Precision PROs, a method for customizing pain PROs that can be deployed and examined using standard statistical procedures, were tested by the researchers for a study.

People suffering from cancer and pain (n=231) conducted an online survey, followed by a follow-up survey (n=161) one to two weeks later. Participants went through the PROMIS pain interference item bank, selected the four things that were most relevant to their quality of life, and then completed those tasks. Kappas contrasted the options in the two surveys. Pain severity, physical function, and a conventional pain interference test were all completed by participants.

Each participant was free to choose four objects that were particularly relevant to them. Moreover, half of the sample picked only one item (life enjoyment) (50.6%). Kappas for item selection ranged from modest to almost excellent on 32 of 35 items. The majority of respondents (59%) preferred designing their own PRO questions to completing an already decided, non-patient-specific PRO. The Precision PRO scores were related to pain intensity, and physical function in the same way as the traditional pain interference measure was

Precision PRO was practicable, chosen by patients, and shown consistency in a short period of time. The technique might be utilized to make PRO evaluation more patient-centered in clinical treatment and clinical studies. More study was needed to evaluate the approach’s applicability to additional outcomes and groups.

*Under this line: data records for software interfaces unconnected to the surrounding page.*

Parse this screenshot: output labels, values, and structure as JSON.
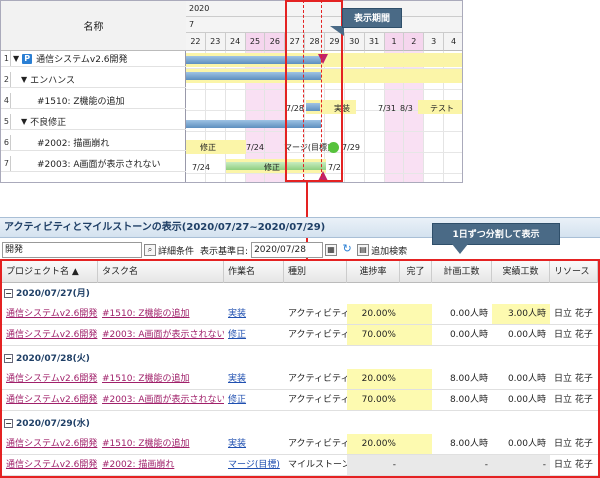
{
  "gantt": {
    "name_header": "名称",
    "year": "2020",
    "month": "7",
    "days": [
      "22",
      "23",
      "24",
      "25",
      "26",
      "27",
      "28",
      "29",
      "30",
      "31",
      "1",
      "2",
      "3",
      "4"
    ],
    "rows": [
      {
        "num": "1",
        "tri": "▼",
        "icon": "P",
        "name": "通信システムv2.6開発",
        "indent": 0
      },
      {
        "num": "2",
        "tri": "▼",
        "icon": "",
        "name": "エンハンス",
        "indent": 1
      },
      {
        "num": "4",
        "tri": "",
        "icon": "",
        "name": "#1510: Z機能の追加",
        "indent": 3
      },
      {
        "num": "5",
        "tri": "▼",
        "icon": "",
        "name": "不良修正",
        "indent": 1
      },
      {
        "num": "6",
        "tri": "",
        "icon": "",
        "name": "#2002: 描画崩れ",
        "indent": 3
      },
      {
        "num": "7",
        "tri": "",
        "icon": "",
        "name": "#2003: A画面が表示されない",
        "indent": 3
      }
    ],
    "labels": {
      "r4_start": "7/28",
      "r4_act1": "実装",
      "r4_end": "7/31",
      "r4_next": "8/3",
      "r4_act2": "テスト",
      "r6_act": "修正",
      "r6_start": "7/24",
      "r6_milestone": "マージ(目標)",
      "r6_date": "7/29",
      "r7_start": "7/24",
      "r7_act": "修正",
      "r7_end": "7/2"
    },
    "period_callout": "表示期間",
    "colors": {
      "period_border": "#e42222",
      "bar_blue": "#5d8fbf",
      "bar_yellow": "#fbf5a8",
      "milestone": "#c2226a",
      "dot_green": "#56c23c"
    }
  },
  "panel": {
    "title": "アクティビティとマイルストーンの表示(2020/07/27~2020/07/29)",
    "daily_callout": "1日ずつ分割して表示",
    "toolbar": {
      "search_value": "開発",
      "search_icon": "search-icon",
      "detail_label": "詳細条件",
      "date_label": "表示基準日:",
      "date_value": "2020/07/28",
      "add_search_label": "追加検索"
    },
    "columns": [
      "プロジェクト名 ▲",
      "タスク名",
      "作業名",
      "種別",
      "進捗率",
      "完了",
      "計画工数",
      "実績工数",
      "リソース"
    ],
    "groups": [
      {
        "date": "2020/07/27(月)",
        "rows": [
          {
            "project": "通信システムv2.6開発",
            "task": "#1510: Z機能の追加",
            "work": "実装",
            "type": "アクティビティ",
            "progress": "20.00%",
            "done": "",
            "plan": "0.00人時",
            "actual": "3.00人時",
            "resource": "日立 花子",
            "milestone": false
          },
          {
            "project": "通信システムv2.6開発",
            "task": "#2003: A画面が表示されない",
            "work": "修正",
            "type": "アクティビティ",
            "progress": "70.00%",
            "done": "",
            "plan": "0.00人時",
            "actual": "0.00人時",
            "resource": "日立 花子",
            "milestone": false
          }
        ]
      },
      {
        "date": "2020/07/28(火)",
        "rows": [
          {
            "project": "通信システムv2.6開発",
            "task": "#1510: Z機能の追加",
            "work": "実装",
            "type": "アクティビティ",
            "progress": "20.00%",
            "done": "",
            "plan": "8.00人時",
            "actual": "0.00人時",
            "resource": "日立 花子",
            "milestone": false
          },
          {
            "project": "通信システムv2.6開発",
            "task": "#2003: A画面が表示されない",
            "work": "修正",
            "type": "アクティビティ",
            "progress": "70.00%",
            "done": "",
            "plan": "8.00人時",
            "actual": "0.00人時",
            "resource": "日立 花子",
            "milestone": false
          }
        ]
      },
      {
        "date": "2020/07/29(水)",
        "rows": [
          {
            "project": "通信システムv2.6開発",
            "task": "#1510: Z機能の追加",
            "work": "実装",
            "type": "アクティビティ",
            "progress": "20.00%",
            "done": "",
            "plan": "8.00人時",
            "actual": "0.00人時",
            "resource": "日立 花子",
            "milestone": false
          },
          {
            "project": "通信システムv2.6開発",
            "task": "#2002: 描画崩れ",
            "work": "マージ(目標)",
            "type": "マイルストーン",
            "progress": "-",
            "done": "",
            "plan": "-",
            "actual": "-",
            "resource": "日立 花子",
            "milestone": true
          }
        ]
      }
    ]
  }
}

Reference: jpsmjournal.com/article/S0885-3924(22)00416-X/fulltext